Thanks man. I like you. =]

Cheers -
Daisy
Gore AND Core; unite!
#10
another helpful point... this won't apply all the time, but the best way to bring out the "feel" of a mode is to not change chords too much when you're playing a mode. Modes are most recognizable over one or two-chord grooves, and if you have some 10-chord-long progression with a modal scale over it, it may still sound nice, but it may not sound very modal.

take me with a grain of salt, but all i'm trying to say is that simpler is often better, even when using complex modal theory.
#11
Quote by Johnljones7443

Locrian: ø


The hell is that?

When you say a chord is "characteristic" to a mode, is it just a chord that utilizes more of the mode's notes than any other chord type?
Get baked, study theory.

Quote by :-D
Why are you bringing Cm into this?
#12
Quote by Instrumetal
The hell is that?

When you say a chord is "characteristic" to a mode, is it just a chord that utilizes more of the mode's notes than any other chord type?


i'd say the chord that is characteristic is a chord that uses the defining degrees of the mode with respect to the major scale.

ie anything # or b
#13
Quote by Instrumetal
The hell is that?

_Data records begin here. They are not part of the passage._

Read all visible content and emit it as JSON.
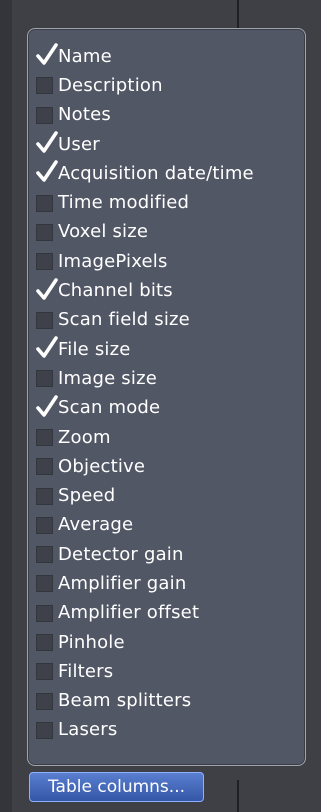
{
  "panel": {
    "items": [
      {
        "label": "Name",
        "checked": true
      },
      {
        "label": "Description",
        "checked": false
      },
      {
        "label": "Notes",
        "checked": false
      },
      {
        "label": "User",
        "checked": true
      },
      {
        "label": "Acquisition date/time",
        "checked": true
      },
      {
        "label": "Time modified",
        "checked": false
      },
      {
        "label": "Voxel size",
        "checked": false
      },
      {
        "label": "ImagePixels",
        "checked": false
      },
      {
        "label": "Channel bits",
        "checked": true
      },
      {
        "label": "Scan field size",
        "checked": false
      },
      {
        "label": "File size",
        "checked": true
      },
      {
        "label": "Image size",
        "checked": false
      },
      {
        "label": "Scan mode",
        "checked": true
      },
      {
        "label": "Zoom",
        "checked": false
      },
      {
        "label": "Objective",
        "checked": false
      },
      {
        "label": "Speed",
        "checked": false
      },
      {
        "label": "Average",
        "checked": false
      },
      {
        "label": "Detector gain",
        "checked": false
      },
      {
        "label": "Amplifier gain",
        "checked": false
      },
      {
        "label": "Amplifier offset",
        "checked": false
      },
      {
        "label": "Pinhole",
        "checked": false
      },
      {
        "label": "Filters",
        "checked": false
      },
      {
        "label": "Beam splitters",
        "checked": false
      },
      {
        "label": "Lasers",
        "checked": false
      }
    ]
  },
  "footer": {
    "button_label": "Table columns..."
  },
  "icons": {
    "checkmark": "checkmark-icon"
  },
  "colors": {
    "panel_bg": "#525765",
    "button_bg": "#3456a6",
    "text": "#ffffff"
  }
}
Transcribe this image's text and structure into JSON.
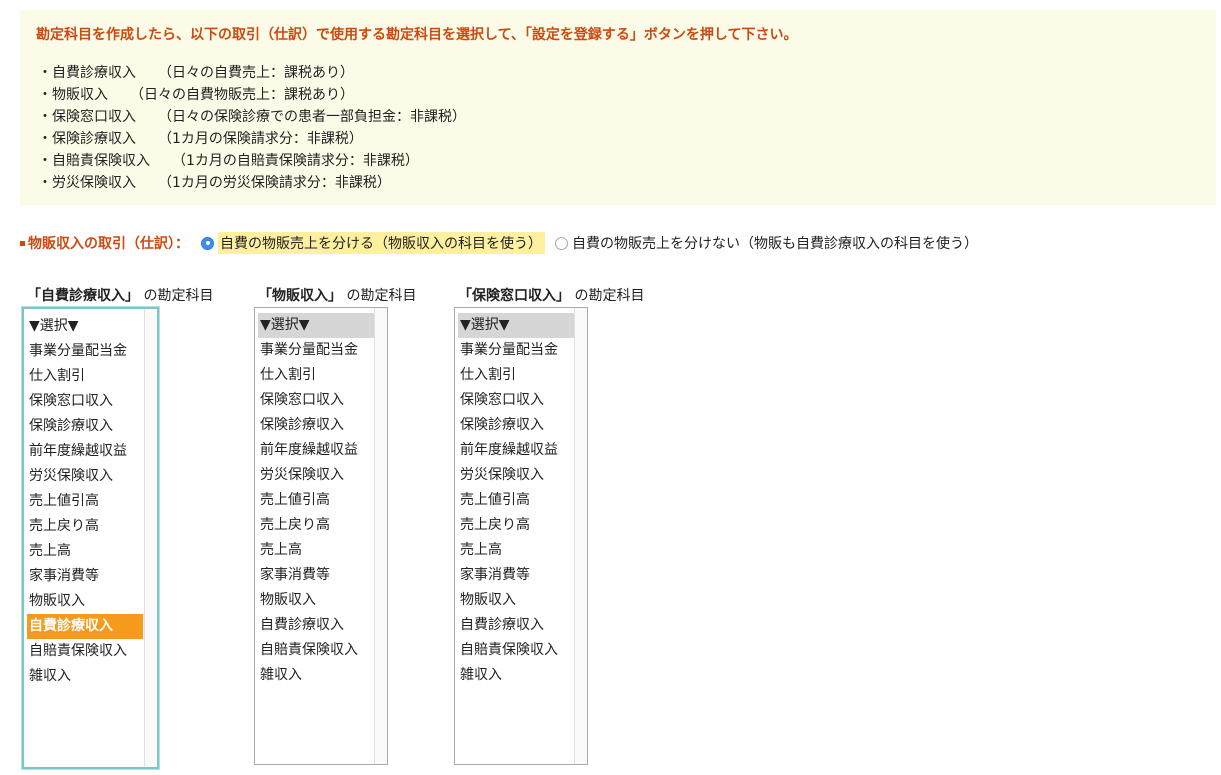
{
  "notice": {
    "title": "勘定科目を作成したら、以下の取引（仕訳）で使用する勘定科目を選択して、「設定を登録する」ボタンを押して下さい。",
    "items": [
      {
        "bullet": "・",
        "name": "自費診療収入",
        "desc": "（日々の自費売上：課税あり）"
      },
      {
        "bullet": "・",
        "name": "物販収入",
        "desc": "（日々の自費物販売上：課税あり）"
      },
      {
        "bullet": "・",
        "name": "保険窓口収入",
        "desc": "（日々の保険診療での患者一部負担金：非課税）"
      },
      {
        "bullet": "・",
        "name": "保険診療収入",
        "desc": "（1カ月の保険請求分：非課税）"
      },
      {
        "bullet": "・",
        "name": "自賠責保険収入",
        "desc": "（1カ月の自賠責保険請求分：非課税）"
      },
      {
        "bullet": "・",
        "name": "労災保険収入",
        "desc": "（1カ月の労災保険請求分：非課税）"
      }
    ]
  },
  "option": {
    "label": "物販収入の取引（仕訳）：",
    "choices": [
      {
        "label": "自費の物販売上を分ける（物販収入の科目を使う）",
        "checked": true
      },
      {
        "label": "自費の物販売上を分けない（物販も自費診療収入の科目を使う）",
        "checked": false
      }
    ]
  },
  "columns": [
    {
      "head_bold": "「自費診療収入」",
      "head_rest": "の勘定科目",
      "selected": "自費診療収入",
      "options": [
        "▼選択▼",
        "事業分量配当金",
        "仕入割引",
        "保険窓口収入",
        "保険診療収入",
        "前年度繰越収益",
        "労災保険収入",
        "売上値引高",
        "売上戻り高",
        "売上高",
        "家事消費等",
        "物販収入",
        "自費診療収入",
        "自賠責保険収入",
        "雑収入"
      ]
    },
    {
      "head_bold": "「物販収入」",
      "head_rest": "の勘定科目",
      "selected": "▼選択▼",
      "options": [
        "▼選択▼",
        "事業分量配当金",
        "仕入割引",
        "保険窓口収入",
        "保険診療収入",
        "前年度繰越収益",
        "労災保険収入",
        "売上値引高",
        "売上戻り高",
        "売上高",
        "家事消費等",
        "物販収入",
        "自費診療収入",
        "自賠責保険収入",
        "雑収入"
      ]
    },
    {
      "head_bold": "「保険窓口収入」",
      "head_rest": "の勘定科目",
      "selected": "▼選択▼",
      "options": [
        "▼選択▼",
        "事業分量配当金",
        "仕入割引",
        "保険窓口収入",
        "保険診療収入",
        "前年度繰越収益",
        "労災保険収入",
        "売上値引高",
        "売上戻り高",
        "売上高",
        "家事消費等",
        "物販収入",
        "自費診療収入",
        "自賠責保険収入",
        "雑収入"
      ]
    }
  ],
  "colors": {
    "accent": "#cc4a10",
    "selected_focused": "#f59a1a",
    "selected_unfocused": "#d6d6d6",
    "highlight": "#fff0a0",
    "notice_bg": "#fcfbe8"
  }
}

A symbol used for a half diminished chord. e.g. Cm7b5 = Cø.
#14
Modes are just chords of the key plus the other notes from the scale.

Like, D minor chord (as the ii of C) plus the other notes from the C key.
#15
Ionian: Major, Suspeded2, Suspended4, Δ
Dorian: Minor, Suspeded2, Suspended4, -7
Phrygian:Minor, -7, Suspended4, susb9
Lydian: Major, Δ, Suspeded2, Δ#11
Mixolydian: major, 7, Suspeded2, Suspended4,
Aeolian: minor, -7, Suspeded2, Suspended4, -7b13
Locrian: dim, Suspended4*, ø



susb9 ??
whats the formula??

also what does -7 mean?? minor 7??
Quote by joshjhasarrived
Little does the government suspect that it's funds are being rapidly drained through funding infinite free cardboard boxes to bored teenagers on an internet forum.
#16
Quote by victoryaloy
susb9 ?? whats the formula??


1 - 4 - 5 - b7 - b9. susb9 is short for 7sus4b9.

Quote by victoryaloy
also what does -7 mean?? minor 7??


Yes, minor 7.

Quote by demonofthenight
Don't be. Only people who want to get over technical use it. Its the same as a maj7 or major 7 (1-3-5-7).


Not at all. It's a short hand symbol that simplifies the chord, making it easier to write (not on a computer) - there's nothing 'over technical' about it. It makes life easier on the writer and reader.

Please don't be so presumptuous as to assume I only used that symbol to 'get over technical'.

It doesn't exclusively stand for maj7, or 1 - 3 - 5 - 7. It's a symbol used to show the chord has a major 7th interval from the root. C - E - G - B is labelled CΔ, C - E - B - D (Cmaj9) is labelled CΔ, C - Eb - G - Bb - D (Cm/maj9) is labelled C-Δ.

Sorry if some of you don't understand the short hand symbols, but they are what I'm used to reading & writing.
#17
One thing that you shoould also do is think about the chord progressions within the mode.

A real common Dorian progression is i-7 to IV9. so if you were in A Dorian your progression would be A-7 to D9. That will really bring out the sound of the mode. Also i-7 to ii-7. So again in A Dorian you would have A-7 to B-7

Hope that helps